BRIEF = For this exercise, copy each line of the records that contains the word "painel".

TASK DATA =

*** Begin section ***

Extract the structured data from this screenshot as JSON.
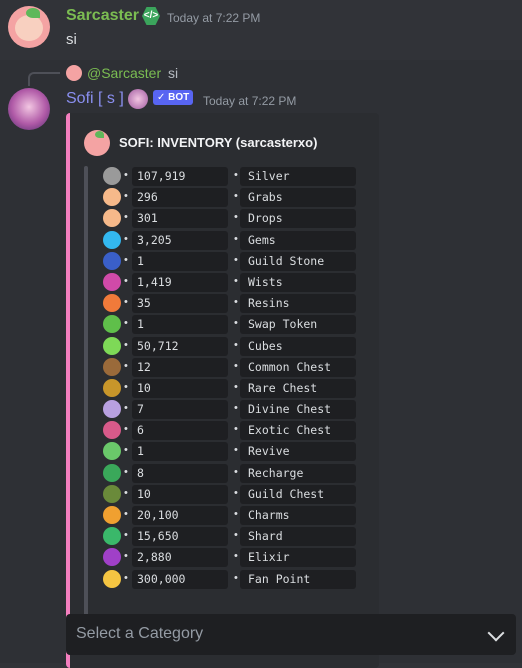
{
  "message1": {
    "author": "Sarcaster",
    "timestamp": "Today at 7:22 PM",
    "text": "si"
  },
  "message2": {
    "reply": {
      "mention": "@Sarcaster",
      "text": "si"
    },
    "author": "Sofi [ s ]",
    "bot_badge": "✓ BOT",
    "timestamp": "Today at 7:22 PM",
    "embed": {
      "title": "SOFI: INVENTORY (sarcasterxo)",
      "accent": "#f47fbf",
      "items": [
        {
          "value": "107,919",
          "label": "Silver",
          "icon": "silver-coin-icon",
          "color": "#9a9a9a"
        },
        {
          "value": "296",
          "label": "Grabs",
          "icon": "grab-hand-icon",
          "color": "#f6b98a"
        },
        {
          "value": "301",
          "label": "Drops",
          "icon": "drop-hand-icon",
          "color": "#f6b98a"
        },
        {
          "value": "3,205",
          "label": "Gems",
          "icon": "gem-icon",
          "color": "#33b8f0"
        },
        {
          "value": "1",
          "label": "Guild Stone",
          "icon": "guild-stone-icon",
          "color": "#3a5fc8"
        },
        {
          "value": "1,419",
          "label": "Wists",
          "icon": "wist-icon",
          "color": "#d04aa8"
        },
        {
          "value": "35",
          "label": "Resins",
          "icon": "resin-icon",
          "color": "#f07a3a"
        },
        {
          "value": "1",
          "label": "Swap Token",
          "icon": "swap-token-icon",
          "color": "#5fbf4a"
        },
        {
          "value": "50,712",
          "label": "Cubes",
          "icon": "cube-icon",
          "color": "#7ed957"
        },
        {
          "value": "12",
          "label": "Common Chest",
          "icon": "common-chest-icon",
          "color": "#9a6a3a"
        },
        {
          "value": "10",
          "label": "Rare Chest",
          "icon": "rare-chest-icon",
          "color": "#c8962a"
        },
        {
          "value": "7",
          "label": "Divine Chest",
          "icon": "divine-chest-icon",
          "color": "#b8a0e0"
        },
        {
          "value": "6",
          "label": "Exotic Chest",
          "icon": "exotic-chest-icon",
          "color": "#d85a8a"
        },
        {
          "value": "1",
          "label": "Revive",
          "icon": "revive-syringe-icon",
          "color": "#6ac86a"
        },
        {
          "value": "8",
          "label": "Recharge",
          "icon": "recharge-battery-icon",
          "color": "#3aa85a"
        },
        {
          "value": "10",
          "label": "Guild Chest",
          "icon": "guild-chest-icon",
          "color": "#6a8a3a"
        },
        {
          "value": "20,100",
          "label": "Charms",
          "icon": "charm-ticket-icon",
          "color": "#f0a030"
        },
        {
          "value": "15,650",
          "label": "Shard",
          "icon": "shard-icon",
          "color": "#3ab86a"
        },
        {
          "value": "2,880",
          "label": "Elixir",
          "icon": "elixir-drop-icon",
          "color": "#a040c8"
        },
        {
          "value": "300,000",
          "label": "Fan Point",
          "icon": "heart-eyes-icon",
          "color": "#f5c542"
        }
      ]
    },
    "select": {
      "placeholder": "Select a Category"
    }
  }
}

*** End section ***
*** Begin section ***

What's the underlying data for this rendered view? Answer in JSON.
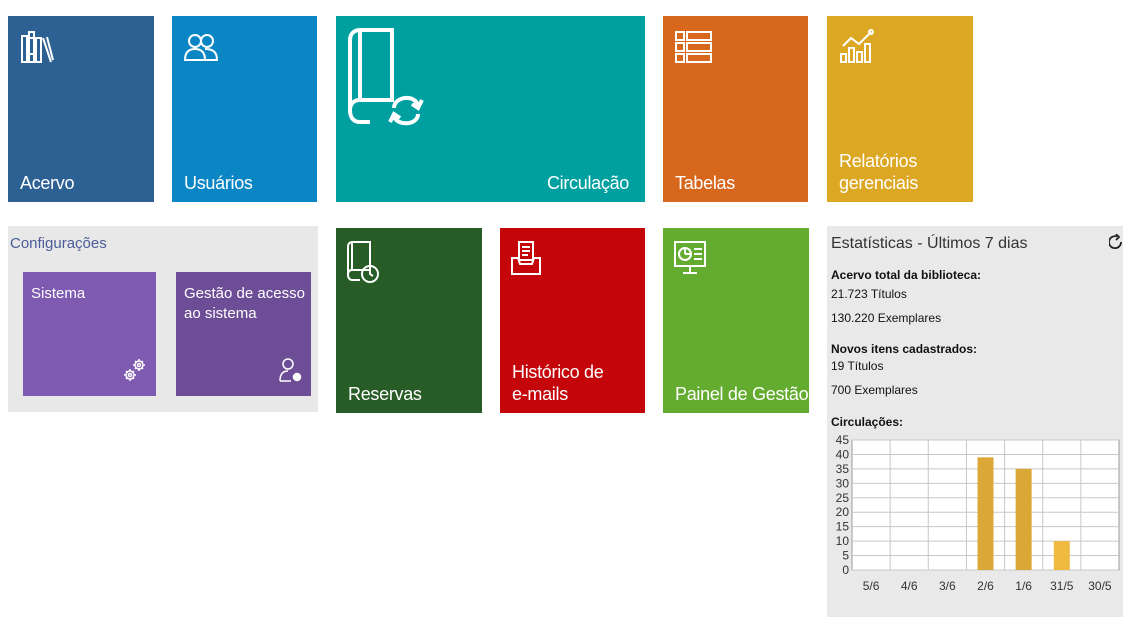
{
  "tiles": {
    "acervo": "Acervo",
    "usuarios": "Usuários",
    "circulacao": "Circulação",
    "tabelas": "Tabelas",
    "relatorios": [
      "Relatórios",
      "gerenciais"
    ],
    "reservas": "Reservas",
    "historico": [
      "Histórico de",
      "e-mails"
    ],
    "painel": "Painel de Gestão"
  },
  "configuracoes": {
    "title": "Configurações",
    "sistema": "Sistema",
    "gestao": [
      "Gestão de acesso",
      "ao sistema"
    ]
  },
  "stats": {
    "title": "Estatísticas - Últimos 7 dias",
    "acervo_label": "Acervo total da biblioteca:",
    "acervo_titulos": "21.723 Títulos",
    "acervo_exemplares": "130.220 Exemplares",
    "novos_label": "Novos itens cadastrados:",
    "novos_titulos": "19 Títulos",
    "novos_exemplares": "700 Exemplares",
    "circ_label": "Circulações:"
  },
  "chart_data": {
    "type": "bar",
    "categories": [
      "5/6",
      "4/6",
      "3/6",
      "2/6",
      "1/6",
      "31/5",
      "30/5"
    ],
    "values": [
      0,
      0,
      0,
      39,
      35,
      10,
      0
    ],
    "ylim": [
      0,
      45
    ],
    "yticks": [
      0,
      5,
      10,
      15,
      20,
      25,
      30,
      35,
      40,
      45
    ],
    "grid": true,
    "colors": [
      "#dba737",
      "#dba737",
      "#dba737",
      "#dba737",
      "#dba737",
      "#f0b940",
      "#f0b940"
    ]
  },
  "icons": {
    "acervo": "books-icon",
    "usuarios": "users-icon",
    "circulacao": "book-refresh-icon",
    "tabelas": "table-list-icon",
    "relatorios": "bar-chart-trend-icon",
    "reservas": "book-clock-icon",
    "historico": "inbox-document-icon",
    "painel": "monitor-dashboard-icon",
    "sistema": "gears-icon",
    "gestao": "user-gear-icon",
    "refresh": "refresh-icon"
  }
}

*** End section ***
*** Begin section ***

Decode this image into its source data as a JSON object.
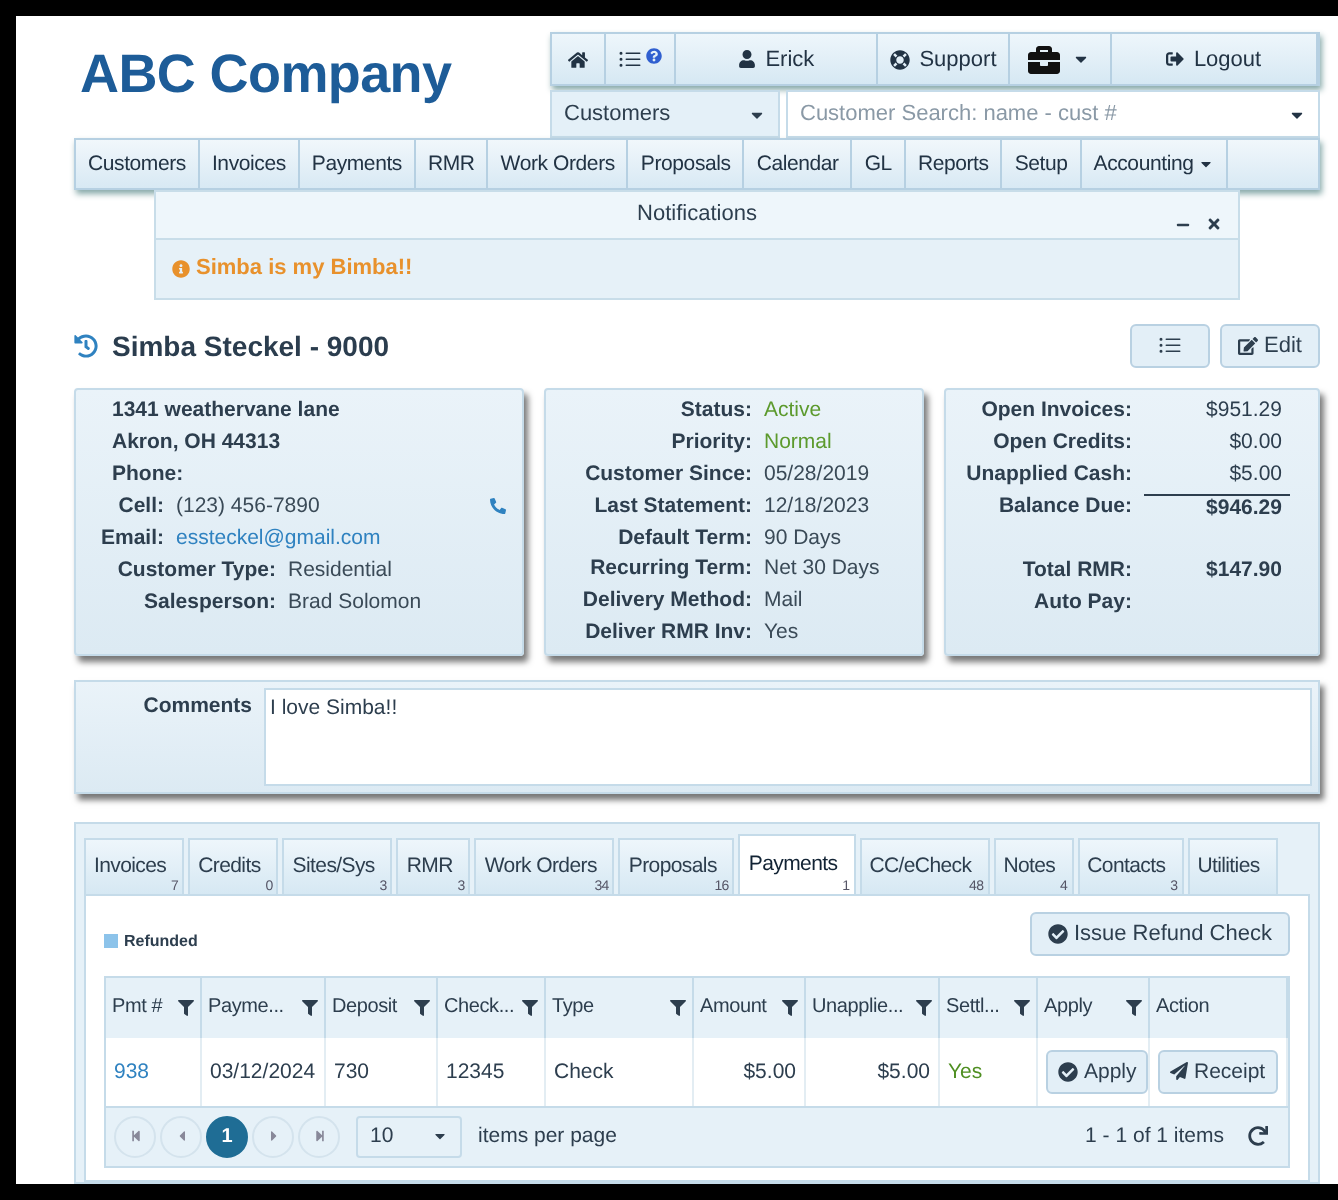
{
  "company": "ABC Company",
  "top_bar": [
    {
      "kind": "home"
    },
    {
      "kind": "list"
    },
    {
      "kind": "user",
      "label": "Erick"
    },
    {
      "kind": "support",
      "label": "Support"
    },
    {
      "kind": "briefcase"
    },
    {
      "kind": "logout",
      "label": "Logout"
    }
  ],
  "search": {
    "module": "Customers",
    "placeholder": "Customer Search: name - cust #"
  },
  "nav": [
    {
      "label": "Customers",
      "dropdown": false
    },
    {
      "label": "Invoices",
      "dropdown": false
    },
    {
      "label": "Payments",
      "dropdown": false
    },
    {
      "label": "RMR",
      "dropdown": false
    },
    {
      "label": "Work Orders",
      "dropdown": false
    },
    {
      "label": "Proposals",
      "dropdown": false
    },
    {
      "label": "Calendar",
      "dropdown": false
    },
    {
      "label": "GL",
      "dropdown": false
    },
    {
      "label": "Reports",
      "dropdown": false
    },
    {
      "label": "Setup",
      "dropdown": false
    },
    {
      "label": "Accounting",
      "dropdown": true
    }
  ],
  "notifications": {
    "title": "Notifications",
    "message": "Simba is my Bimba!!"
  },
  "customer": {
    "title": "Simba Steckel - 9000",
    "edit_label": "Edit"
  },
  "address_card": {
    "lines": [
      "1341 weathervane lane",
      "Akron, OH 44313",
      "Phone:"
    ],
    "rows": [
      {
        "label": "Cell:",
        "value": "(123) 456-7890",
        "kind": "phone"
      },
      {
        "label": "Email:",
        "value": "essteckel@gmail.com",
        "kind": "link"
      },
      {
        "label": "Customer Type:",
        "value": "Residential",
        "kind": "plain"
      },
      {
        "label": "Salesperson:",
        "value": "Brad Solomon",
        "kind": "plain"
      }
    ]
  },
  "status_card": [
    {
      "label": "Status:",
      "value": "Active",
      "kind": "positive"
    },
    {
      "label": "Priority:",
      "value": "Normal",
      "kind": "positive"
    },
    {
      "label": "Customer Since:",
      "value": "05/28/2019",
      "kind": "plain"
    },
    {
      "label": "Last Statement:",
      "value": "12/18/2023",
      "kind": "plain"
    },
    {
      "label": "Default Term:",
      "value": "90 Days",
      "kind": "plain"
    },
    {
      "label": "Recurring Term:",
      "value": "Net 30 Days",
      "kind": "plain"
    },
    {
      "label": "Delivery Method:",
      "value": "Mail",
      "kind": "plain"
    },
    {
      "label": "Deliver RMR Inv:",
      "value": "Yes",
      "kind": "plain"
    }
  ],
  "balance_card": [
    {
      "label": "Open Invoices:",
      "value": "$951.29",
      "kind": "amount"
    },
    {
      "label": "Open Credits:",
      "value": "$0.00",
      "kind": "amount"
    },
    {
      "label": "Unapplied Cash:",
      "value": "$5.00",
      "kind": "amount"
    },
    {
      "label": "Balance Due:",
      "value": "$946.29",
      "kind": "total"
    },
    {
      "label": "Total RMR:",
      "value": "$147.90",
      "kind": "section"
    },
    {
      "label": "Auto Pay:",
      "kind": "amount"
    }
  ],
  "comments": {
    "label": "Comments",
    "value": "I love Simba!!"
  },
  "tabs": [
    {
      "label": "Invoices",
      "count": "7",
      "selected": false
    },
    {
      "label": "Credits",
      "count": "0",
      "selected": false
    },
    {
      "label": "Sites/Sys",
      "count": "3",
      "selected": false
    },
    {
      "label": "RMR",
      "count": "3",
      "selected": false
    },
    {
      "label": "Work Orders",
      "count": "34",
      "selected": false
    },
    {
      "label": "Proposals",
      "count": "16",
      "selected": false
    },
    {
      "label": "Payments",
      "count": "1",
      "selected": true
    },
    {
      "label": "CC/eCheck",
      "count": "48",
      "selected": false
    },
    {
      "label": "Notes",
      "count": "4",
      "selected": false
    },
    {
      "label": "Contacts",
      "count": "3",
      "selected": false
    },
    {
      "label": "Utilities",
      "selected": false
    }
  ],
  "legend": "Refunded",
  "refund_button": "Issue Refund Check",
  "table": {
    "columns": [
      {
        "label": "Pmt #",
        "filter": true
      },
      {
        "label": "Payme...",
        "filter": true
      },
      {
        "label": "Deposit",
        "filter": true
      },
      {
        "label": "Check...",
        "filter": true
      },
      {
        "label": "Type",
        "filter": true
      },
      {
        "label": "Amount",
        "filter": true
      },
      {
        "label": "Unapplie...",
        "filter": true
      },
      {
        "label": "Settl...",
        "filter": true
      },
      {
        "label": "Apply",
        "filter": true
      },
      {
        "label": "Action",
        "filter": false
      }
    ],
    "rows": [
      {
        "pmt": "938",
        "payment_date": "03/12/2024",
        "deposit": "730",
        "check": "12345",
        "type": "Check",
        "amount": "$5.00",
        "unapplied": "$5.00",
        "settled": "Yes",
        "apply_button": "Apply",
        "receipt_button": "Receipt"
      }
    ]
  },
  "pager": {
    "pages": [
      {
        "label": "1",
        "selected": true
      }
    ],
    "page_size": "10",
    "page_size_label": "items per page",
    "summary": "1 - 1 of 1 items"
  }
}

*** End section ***

EXERCISE OUTPUT =
    "painel": "Painel de Gestão"
    "painel": "monitor-dashboard-icon",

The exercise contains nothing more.